• DIRECTIONS:
The records below must be retyped exactly.

• DATASET RECORDS:
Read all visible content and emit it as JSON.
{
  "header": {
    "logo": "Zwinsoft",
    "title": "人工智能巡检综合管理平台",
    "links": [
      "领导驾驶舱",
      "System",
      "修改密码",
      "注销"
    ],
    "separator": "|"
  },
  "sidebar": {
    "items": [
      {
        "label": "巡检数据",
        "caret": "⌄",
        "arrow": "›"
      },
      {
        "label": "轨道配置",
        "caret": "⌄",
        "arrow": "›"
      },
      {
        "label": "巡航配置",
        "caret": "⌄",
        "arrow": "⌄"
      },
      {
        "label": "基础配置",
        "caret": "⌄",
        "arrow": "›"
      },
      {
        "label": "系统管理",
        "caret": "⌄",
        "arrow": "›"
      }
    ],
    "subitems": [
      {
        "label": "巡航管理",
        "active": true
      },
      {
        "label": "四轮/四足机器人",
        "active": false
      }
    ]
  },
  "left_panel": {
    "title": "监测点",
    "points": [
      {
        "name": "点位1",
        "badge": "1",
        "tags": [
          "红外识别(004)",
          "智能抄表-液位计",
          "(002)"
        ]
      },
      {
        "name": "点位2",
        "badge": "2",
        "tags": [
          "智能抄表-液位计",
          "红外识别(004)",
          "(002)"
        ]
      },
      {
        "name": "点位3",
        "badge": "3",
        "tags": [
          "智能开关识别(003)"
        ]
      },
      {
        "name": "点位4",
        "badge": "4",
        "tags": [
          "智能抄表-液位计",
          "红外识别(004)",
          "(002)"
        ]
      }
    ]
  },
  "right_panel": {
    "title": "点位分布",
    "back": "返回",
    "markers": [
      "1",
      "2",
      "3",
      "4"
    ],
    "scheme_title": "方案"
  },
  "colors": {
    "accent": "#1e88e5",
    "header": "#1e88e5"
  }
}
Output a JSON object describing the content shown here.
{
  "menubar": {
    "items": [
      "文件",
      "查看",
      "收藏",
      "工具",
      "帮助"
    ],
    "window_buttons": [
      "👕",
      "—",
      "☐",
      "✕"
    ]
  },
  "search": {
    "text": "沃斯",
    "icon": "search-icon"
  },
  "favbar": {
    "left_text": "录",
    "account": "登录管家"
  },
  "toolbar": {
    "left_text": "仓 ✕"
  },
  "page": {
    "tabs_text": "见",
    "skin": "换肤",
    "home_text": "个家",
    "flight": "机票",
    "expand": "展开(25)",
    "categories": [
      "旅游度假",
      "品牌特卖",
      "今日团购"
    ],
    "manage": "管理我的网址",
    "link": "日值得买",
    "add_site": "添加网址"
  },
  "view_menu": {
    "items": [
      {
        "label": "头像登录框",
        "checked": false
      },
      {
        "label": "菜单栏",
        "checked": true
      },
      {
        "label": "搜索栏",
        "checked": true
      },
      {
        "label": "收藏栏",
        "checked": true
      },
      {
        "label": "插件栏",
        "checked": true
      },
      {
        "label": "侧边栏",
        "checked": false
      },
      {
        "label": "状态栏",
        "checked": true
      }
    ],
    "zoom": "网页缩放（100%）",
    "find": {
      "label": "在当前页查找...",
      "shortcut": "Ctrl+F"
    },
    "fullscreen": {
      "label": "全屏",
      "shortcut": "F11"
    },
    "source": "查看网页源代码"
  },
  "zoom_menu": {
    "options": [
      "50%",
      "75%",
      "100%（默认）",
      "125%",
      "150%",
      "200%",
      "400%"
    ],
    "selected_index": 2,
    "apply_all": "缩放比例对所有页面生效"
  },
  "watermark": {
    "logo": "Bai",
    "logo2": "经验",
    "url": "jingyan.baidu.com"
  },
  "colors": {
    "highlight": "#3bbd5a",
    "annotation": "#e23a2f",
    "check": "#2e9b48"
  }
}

• ANSWER TO THIS PROBLEM:
Read all visible content and emit it as JSON.
{
  "header": {
    "logo": "Zwinsoft",
    "title": "人工智能巡检综合管理平台",
    "links": [
      "领导驾驶舱",
      "System",
      "修改密码",
      "注销"
    ],
    "separator": "|"
  },
  "sidebar": {
    "items": [
      {
        "label": "巡检数据",
        "caret": "⌄",
        "arrow": "›"
      },
      {
        "label": "轨道配置",
        "caret": "⌄",
        "arrow": "›"
      },
      {
        "label": "巡航配置",
        "caret": "⌄",
        "arrow": "⌄"
      },
      {
        "label": "基础配置",
        "caret": "⌄",
        "arrow": "›"
      },
      {
        "label": "系统管理",
        "caret": "⌄",
        "arrow": "›"
      }
    ],
    "subitems": [
      {
        "label": "巡航管理",
        "active": true
      },
      {
        "label": "四轮/四足机器人",
        "active": false
      }
    ]
  },
  "left_panel": {
    "title": "监测点",
    "points": [
      {
        "name": "点位1",
        "badge": "1",
        "tags": [
          "红外识别(004)",
          "智能抄表-液位计",
          "(002)"
        ]
      },
      {
        "name": "点位2",
        "badge": "2",
        "tags": [
          "智能抄表-液位计",
          "红外识别(004)",
          "(002)"
        ]
      },
      {
        "name": "点位3",
        "badge": "3",
        "tags": [
          "智能开关识别(003)"
        ]
      },
      {
        "name": "点位4",
        "badge": "4",
        "tags": [
          "智能抄表-液位计",
          "红外识别(004)",
          "(002)"
        ]
      }
    ]
  },
  "right_panel": {
    "title": "点位分布",
    "back": "返回",
    "markers": [
      "1",
      "2",
      "3",
      "4"
    ],
    "scheme_title": "方案"
  },
  "colors": {
    "accent": "#1e88e5",
    "header": "#1e88e5"
  }
}
Output a JSON object describing the content shown here.
{
  "menubar": {
    "items": [
      "文件",
      "查看",
      "收藏",
      "工具",
      "帮助"
    ],
    "window_buttons": [
      "👕",
      "—",
      "☐",
      "✕"
    ]
  },
  "search": {
    "text": "沃斯",
    "icon": "search-icon"
  },
  "favbar": {
    "left_text": "录",
    "account": "登录管家"
  },
  "toolbar": {
    "left_text": "仓 ✕"
  },
  "page": {
    "tabs_text": "见",
    "skin": "换肤",
    "home_text": "个家",
    "flight": "机票",
    "expand": "展开(25)",
    "categories": [
      "旅游度假",
      "品牌特卖",
      "今日团购"
    ],
    "manage": "管理我的网址",
    "link": "日值得买",
    "add_site": "添加网址"
  },
  "view_menu": {
    "items": [
      {
        "label": "头像登录框",
        "checked": false
      },
      {
        "label": "菜单栏",
        "checked": true
      },
      {
        "label": "搜索栏",
        "checked": true
      },
      {
        "label": "收藏栏",
        "checked": true
      },
      {
        "label": "插件栏",
        "checked": true
      },
      {
        "label": "侧边栏",
        "checked": false
      },
      {
        "label": "状态栏",
        "checked": true
      }
    ],
    "zoom": "网页缩放（100%）",
    "find": {
      "label": "在当前页查找...",
      "shortcut": "Ctrl+F"
    },
    "fullscreen": {
      "label": "全屏",
      "shortcut": "F11"
    },
    "source": "查看网页源代码"
  },
  "zoom_menu": {
    "options": [
      "50%",
      "75%",
      "100%（默认）",
      "125%",
      "150%",
      "200%",
      "400%"
    ],
    "selected_index": 2,
    "apply_all": "缩放比例对所有页面生效"
  },
  "watermark": {
    "logo": "Bai",
    "logo2": "经验",
    "url": "jingyan.baidu.com"
  },
  "colors": {
    "highlight": "#3bbd5a",
    "annotation": "#e23a2f",
    "check": "#2e9b48"
  }
}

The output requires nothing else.